Rabbi Rebecca’s speech and appeal on the occasion of the Gala Dinner:
Thank you Ed Balls. Thank you Richard Greene and thank you my brilliant friend Erica Wax who persuaded Ed to come.
You might expect me to talk about the roof, which does needs replacing. And the fact we run out of space every Shabbat morning, and the fact our windows are tired and the red carpet needs refreshing. All of this is true. Our building is our temple and it requires our love.
But it is the relationships that make this community and that is why we must secure the future and health of this congregation.
I look around this room and over the 8 and a half years I have been with you I have learned so much about so many of your lives. Your illness, and losses some of them devastating and some easier to bear. The births of your children and the marking of their childhoods, I know who bounded up the steps of this Bimah and who needed more cajoling. I know who amongst you have wept here in this synagogue building and which of you have shared joy.
That is what I celebrate tonight that this is a community of deep connections. You have found your way here brought by parents or of your own volition. Motivated by loneliness, disappointment from other parts of the Jewish world or just where we are. The path of your life brought you to this threshold and as the conservative siddur describes’ it has been kind to straying feet’.
Our liberal synagogue has been a home and a haven for many of you, who needed to find such a welcoming and tolerant place and some who fell in love with the congregation as they arrived. Perhaps greeted by one of the 4 rabbis over its past 66 years. We are a unique community, our messy shul with a soul. The only Liberal Jewish synagogue from St Johns Wood to Southgate.
It is the stories of people here that necessitate us to raise funds to allow us to move forward purposely and generously. To teach children well, to keep our teens, train and develop our young people. Offer learning and intellectual debate for all of us , offer music to uplift the soul, reach out to you in times of sadness accompany you through all your milestones/ rites of passage. And act on behalf and with us all for a just society.
We have much more work to do. A community gives a sense of belonging, structure and connection. We might argue that we have never needed that as much as now.
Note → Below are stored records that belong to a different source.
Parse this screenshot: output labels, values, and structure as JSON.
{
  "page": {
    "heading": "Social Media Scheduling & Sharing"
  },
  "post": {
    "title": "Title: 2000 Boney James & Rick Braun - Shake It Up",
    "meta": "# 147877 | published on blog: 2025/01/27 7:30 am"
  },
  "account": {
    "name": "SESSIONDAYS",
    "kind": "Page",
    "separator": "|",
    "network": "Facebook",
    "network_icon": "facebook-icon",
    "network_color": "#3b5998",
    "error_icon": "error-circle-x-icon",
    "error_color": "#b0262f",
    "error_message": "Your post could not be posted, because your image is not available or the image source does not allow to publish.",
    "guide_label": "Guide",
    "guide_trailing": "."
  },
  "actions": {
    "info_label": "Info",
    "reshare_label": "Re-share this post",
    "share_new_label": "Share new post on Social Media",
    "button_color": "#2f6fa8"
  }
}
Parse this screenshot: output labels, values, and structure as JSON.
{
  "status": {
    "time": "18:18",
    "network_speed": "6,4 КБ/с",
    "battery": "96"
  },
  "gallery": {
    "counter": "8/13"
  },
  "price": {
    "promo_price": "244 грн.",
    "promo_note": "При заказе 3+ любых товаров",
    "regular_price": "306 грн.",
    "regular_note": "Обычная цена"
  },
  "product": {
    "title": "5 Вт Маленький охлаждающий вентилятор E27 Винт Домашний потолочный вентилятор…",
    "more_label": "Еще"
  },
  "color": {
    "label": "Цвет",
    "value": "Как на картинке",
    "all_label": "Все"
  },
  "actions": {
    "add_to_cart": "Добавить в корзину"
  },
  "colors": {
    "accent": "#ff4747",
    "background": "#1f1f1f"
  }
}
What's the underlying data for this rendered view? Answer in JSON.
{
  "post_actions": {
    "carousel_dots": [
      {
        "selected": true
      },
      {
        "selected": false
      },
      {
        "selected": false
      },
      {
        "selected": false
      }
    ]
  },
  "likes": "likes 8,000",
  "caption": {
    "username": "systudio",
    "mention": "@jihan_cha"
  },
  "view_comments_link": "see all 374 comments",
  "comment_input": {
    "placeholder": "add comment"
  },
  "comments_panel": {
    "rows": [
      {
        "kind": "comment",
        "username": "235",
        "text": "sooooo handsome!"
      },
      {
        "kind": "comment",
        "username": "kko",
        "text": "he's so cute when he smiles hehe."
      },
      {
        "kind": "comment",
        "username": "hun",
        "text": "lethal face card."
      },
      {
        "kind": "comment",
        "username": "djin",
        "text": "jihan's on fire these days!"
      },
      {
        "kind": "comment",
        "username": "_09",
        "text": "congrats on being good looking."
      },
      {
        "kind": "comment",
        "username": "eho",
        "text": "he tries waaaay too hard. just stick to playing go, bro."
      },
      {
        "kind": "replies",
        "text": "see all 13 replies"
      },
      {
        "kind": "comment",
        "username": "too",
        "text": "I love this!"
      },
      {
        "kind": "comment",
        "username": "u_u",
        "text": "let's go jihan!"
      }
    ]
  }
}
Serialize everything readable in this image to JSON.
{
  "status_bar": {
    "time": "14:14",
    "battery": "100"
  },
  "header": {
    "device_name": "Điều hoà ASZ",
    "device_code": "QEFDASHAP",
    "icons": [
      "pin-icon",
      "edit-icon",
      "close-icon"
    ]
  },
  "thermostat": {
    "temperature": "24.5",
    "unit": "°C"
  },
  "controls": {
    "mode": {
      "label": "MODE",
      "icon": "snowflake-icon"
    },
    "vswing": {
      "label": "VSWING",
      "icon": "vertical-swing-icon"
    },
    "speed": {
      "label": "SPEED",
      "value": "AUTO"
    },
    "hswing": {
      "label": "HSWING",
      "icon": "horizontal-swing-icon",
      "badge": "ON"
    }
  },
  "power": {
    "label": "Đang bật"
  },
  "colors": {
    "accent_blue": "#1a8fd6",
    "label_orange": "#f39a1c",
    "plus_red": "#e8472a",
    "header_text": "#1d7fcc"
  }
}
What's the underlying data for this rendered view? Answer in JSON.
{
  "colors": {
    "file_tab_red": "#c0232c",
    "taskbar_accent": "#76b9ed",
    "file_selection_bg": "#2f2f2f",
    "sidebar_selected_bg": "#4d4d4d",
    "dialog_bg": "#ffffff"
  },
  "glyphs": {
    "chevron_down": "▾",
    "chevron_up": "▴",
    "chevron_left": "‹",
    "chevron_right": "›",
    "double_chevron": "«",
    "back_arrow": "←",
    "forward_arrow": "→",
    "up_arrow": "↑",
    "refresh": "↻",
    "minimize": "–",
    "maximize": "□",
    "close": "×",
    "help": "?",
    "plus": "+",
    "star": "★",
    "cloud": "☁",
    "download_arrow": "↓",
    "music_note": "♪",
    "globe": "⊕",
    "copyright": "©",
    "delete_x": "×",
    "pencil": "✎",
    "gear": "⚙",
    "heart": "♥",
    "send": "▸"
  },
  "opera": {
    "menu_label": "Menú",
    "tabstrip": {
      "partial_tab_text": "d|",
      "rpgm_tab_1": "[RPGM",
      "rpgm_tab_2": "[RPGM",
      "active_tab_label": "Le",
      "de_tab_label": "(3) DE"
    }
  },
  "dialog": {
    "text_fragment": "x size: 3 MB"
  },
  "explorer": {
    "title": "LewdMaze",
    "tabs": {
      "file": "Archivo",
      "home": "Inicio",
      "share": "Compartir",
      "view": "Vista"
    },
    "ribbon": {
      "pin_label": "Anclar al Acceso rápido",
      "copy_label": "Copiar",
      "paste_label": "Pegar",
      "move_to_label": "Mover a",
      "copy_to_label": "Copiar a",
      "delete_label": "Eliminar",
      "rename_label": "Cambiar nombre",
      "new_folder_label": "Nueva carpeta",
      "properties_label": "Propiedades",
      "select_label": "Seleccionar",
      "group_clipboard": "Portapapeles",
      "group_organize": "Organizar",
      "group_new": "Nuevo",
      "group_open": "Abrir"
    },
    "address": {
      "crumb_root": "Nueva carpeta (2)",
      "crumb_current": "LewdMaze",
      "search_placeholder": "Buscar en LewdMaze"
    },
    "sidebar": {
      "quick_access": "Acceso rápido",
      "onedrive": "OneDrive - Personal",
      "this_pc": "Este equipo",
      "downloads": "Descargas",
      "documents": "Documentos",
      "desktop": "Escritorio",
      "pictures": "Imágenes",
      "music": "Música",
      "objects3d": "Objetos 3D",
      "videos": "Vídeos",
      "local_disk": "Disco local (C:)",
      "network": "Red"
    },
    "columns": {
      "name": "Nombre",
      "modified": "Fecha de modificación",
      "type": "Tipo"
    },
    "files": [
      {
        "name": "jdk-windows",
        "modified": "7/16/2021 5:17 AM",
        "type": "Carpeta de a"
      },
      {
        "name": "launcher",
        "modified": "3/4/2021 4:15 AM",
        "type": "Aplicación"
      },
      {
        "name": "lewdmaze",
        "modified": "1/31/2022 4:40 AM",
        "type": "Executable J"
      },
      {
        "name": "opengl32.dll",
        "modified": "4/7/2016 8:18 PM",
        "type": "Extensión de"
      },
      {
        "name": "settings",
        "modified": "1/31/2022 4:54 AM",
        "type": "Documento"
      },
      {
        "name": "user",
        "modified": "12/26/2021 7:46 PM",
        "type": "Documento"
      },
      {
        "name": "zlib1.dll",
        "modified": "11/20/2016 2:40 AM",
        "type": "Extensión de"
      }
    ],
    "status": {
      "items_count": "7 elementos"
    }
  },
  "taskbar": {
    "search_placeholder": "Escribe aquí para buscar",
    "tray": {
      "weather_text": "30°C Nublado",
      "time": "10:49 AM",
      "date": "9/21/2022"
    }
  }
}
The poet Raymund Carver wrote in his poem Fragments “And what did you want? To call myself beloved, to feel myself beloved on the earth..“
Finchley Progressive Synagogue tries hard to do that.
Please be generous.